- General managers around baseball seem to be coalescing around the idea that a rule change should be made that limits the September roster expansion, writes USA Today's Bob Nightengale. Among the GMs and managers that Nightengale cites, only Diamondbacks GM Kevin Towers prefers to reward teams that have deep farms with a larger active roster, though he says an even better solution is to "expand in April" so teams "won't wear out [their] bullpen early, and guys won't get injured so easily coming out of spring training." Most importantly, several members of the league's committee for on-field matters -- including Tony LaRussa and Mike Scioscia -- seem to believe that a change is warranted to avoid the sudden and massive shift in the game's rules during its most strategically challenging month.
The first big move of trade season went down yesterday when the Orioles acquired starter Scott Feldman from the Cubs, along with catcher Steve Clevenger, for starting pitcher Jake Arrieta, reliever Pedro Strop and international bonus pool money. The move will obviously have an impact on the O's, but more broadly, it means that we've entered the period when trade talk becomes more than just talk, writes Andy Martino of the New York Daily News. Here's more from today's column..
- Scouts that have spoken with Martino expect the Phillies to be active sellers, but hold onto Cliff Lee since they want to contend next year. However, rival scouts and execs anticipate that, in addition to Michael Young and Chase Utley, Jonathan Papelbon will be dealt or at least heavily shopped. We've heard previously that the Phillies are expected to ask for an astronomical haul to part with Papelbon.
- Papelbon also fits the bill as someone who could be kept for next year, but rivals that have spoken with Martino see too much of a need for bullpen help amongst contenders like the Red Sox and Tigers and they expect GM Ruben Amaro to get a strong offer for the closer.
- One executive involved in the talks for the Marlins' Ricky Nolasco predicts that he will land with the Dodgers, with the Giants a possibility and the Padres still somewhat interested. Last night it was reported that the Rangers, Rockies, and Dodgers are in "heavy pursuit" of the Miami hurler.
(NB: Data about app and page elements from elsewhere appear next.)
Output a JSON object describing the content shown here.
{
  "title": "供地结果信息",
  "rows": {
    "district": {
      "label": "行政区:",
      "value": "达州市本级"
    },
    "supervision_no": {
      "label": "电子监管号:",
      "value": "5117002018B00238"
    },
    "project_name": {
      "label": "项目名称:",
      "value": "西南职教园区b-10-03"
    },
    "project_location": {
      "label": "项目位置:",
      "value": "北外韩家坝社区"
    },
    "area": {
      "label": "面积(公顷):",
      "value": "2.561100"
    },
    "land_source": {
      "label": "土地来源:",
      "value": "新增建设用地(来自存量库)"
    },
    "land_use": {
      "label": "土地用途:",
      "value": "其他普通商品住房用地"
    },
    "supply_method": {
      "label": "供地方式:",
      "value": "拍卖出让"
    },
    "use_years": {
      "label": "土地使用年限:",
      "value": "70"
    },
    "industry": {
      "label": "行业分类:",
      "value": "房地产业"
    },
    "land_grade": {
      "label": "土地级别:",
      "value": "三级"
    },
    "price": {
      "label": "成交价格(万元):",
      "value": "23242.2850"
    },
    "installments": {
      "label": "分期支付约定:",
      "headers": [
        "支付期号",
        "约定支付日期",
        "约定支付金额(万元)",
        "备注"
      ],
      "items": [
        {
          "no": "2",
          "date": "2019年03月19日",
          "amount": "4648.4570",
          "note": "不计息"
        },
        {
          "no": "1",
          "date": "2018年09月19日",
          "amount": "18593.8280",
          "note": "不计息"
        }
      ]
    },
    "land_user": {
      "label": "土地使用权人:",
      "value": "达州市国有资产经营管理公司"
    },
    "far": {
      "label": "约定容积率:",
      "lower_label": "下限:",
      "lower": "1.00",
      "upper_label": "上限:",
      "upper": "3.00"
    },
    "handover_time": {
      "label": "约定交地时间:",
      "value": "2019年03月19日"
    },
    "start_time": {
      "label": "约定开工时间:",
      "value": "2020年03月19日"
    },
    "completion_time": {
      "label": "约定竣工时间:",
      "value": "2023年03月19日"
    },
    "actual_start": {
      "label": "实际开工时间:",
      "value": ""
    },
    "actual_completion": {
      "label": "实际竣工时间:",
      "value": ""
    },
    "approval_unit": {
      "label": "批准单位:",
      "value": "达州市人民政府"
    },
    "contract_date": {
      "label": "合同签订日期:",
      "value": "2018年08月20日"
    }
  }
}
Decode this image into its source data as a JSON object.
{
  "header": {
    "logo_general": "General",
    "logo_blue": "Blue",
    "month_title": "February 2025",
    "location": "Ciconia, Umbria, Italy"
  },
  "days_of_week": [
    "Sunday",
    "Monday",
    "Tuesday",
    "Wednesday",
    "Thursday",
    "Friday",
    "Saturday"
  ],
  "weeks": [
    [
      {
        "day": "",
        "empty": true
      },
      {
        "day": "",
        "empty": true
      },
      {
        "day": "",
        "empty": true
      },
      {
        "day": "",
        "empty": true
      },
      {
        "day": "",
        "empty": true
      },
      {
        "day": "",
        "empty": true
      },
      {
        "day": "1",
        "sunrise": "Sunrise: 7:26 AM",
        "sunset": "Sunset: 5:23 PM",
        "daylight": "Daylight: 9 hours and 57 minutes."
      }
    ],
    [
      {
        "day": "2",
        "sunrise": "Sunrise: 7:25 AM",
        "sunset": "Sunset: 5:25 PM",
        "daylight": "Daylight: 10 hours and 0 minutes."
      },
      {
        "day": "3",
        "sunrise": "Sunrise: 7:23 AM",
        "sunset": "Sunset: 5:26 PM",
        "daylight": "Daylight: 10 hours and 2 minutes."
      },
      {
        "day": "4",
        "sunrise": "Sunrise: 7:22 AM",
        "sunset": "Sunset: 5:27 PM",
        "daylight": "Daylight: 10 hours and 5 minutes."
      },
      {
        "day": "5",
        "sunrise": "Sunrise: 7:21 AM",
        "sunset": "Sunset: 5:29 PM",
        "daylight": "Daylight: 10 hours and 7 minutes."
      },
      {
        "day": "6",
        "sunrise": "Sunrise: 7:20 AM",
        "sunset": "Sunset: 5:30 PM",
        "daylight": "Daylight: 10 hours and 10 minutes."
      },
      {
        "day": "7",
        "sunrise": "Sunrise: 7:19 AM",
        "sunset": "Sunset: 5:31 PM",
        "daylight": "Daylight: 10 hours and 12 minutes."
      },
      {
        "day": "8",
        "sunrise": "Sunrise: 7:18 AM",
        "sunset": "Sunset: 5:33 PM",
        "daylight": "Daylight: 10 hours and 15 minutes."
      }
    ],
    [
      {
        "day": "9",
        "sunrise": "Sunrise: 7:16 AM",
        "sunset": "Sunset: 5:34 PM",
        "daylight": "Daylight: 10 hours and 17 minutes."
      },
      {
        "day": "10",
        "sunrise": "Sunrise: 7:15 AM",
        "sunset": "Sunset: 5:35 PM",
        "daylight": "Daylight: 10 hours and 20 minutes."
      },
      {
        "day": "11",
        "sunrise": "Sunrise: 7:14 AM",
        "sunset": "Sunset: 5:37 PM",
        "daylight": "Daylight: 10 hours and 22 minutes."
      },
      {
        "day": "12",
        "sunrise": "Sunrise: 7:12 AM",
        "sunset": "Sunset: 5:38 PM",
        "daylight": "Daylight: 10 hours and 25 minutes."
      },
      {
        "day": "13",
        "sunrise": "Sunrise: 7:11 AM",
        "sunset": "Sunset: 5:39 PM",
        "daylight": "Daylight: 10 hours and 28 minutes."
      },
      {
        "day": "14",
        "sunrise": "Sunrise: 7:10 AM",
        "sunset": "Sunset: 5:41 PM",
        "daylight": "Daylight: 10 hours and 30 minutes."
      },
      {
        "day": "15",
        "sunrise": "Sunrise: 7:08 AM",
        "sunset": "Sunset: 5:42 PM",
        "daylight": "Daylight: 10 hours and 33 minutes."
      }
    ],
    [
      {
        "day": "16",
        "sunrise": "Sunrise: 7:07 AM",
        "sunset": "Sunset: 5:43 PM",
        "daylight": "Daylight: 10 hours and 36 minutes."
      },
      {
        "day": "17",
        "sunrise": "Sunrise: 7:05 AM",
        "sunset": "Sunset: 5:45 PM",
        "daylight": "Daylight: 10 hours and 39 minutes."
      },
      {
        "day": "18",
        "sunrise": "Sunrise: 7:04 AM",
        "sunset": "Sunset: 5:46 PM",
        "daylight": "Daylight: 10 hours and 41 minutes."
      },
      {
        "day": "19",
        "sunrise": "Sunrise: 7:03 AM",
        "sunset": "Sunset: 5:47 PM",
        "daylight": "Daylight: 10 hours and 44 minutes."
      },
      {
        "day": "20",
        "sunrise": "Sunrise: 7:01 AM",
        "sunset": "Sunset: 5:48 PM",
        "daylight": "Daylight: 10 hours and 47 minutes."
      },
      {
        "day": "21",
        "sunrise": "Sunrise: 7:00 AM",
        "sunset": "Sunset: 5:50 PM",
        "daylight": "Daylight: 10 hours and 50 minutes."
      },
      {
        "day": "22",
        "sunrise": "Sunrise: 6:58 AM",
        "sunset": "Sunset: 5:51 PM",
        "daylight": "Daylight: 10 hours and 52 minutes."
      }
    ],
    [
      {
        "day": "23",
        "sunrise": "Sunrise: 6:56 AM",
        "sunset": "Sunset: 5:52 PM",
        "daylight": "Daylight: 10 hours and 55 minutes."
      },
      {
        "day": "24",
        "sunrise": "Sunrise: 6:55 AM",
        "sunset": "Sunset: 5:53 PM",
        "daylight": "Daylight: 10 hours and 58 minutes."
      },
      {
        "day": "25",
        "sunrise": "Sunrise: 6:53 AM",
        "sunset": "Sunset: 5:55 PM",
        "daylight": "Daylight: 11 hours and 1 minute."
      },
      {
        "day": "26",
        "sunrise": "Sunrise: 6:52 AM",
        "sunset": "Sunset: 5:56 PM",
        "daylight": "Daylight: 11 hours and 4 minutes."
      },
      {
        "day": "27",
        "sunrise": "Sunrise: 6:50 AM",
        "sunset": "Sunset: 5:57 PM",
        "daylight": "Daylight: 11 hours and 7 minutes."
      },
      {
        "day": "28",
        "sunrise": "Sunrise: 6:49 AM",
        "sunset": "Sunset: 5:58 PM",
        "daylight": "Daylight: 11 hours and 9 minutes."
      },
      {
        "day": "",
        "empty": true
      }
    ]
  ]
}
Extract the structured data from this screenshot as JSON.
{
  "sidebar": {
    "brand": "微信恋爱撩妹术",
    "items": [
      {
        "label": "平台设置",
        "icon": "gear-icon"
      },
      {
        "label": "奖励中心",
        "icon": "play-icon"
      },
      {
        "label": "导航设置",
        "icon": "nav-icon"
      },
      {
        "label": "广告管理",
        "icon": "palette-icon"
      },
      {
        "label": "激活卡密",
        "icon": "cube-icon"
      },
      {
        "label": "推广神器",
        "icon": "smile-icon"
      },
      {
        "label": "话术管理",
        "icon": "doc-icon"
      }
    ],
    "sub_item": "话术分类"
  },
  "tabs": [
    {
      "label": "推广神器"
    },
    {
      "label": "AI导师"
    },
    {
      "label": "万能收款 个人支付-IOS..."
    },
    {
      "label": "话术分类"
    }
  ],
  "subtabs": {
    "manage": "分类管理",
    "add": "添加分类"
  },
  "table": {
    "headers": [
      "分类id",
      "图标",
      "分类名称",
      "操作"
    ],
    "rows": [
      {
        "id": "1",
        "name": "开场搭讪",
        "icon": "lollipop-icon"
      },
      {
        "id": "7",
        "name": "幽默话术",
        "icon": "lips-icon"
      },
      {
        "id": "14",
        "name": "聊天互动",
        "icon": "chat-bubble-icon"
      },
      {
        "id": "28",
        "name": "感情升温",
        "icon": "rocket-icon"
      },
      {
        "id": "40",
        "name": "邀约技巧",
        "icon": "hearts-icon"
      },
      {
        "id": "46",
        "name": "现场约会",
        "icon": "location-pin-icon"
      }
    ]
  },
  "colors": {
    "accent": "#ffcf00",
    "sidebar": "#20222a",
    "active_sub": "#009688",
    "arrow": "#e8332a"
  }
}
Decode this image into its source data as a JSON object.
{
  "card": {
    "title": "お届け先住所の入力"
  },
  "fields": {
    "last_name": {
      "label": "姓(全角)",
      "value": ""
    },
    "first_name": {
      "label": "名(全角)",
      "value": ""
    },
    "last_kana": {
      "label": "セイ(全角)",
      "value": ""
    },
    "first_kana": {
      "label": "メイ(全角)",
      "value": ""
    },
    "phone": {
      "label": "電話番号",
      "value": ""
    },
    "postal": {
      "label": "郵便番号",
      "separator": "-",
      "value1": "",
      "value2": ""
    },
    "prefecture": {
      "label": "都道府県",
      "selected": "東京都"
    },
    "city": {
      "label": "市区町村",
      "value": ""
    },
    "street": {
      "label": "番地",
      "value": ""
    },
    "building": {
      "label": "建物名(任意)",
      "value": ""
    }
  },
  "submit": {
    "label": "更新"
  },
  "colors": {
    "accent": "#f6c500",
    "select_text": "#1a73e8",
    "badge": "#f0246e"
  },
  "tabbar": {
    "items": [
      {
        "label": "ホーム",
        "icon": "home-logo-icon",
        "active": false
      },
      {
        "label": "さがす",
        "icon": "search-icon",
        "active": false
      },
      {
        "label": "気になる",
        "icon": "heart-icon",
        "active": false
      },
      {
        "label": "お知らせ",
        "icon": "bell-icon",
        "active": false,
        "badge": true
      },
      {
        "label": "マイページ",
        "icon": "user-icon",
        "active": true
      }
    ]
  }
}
- A major league source told Martino that the Twins will likely shop Mike Pelfrey later this month, if he makes a strong few starts. While the 29-year-old hasn't exactly been a world-beater this year - he has a 6.11 ERA with 4.8 K/9 and 2.7 BB/9 - he could perhaps get better as he moves further from last year's Tommy John surgery and appeal to a contender willing to throw starters against the wall like the Orioles.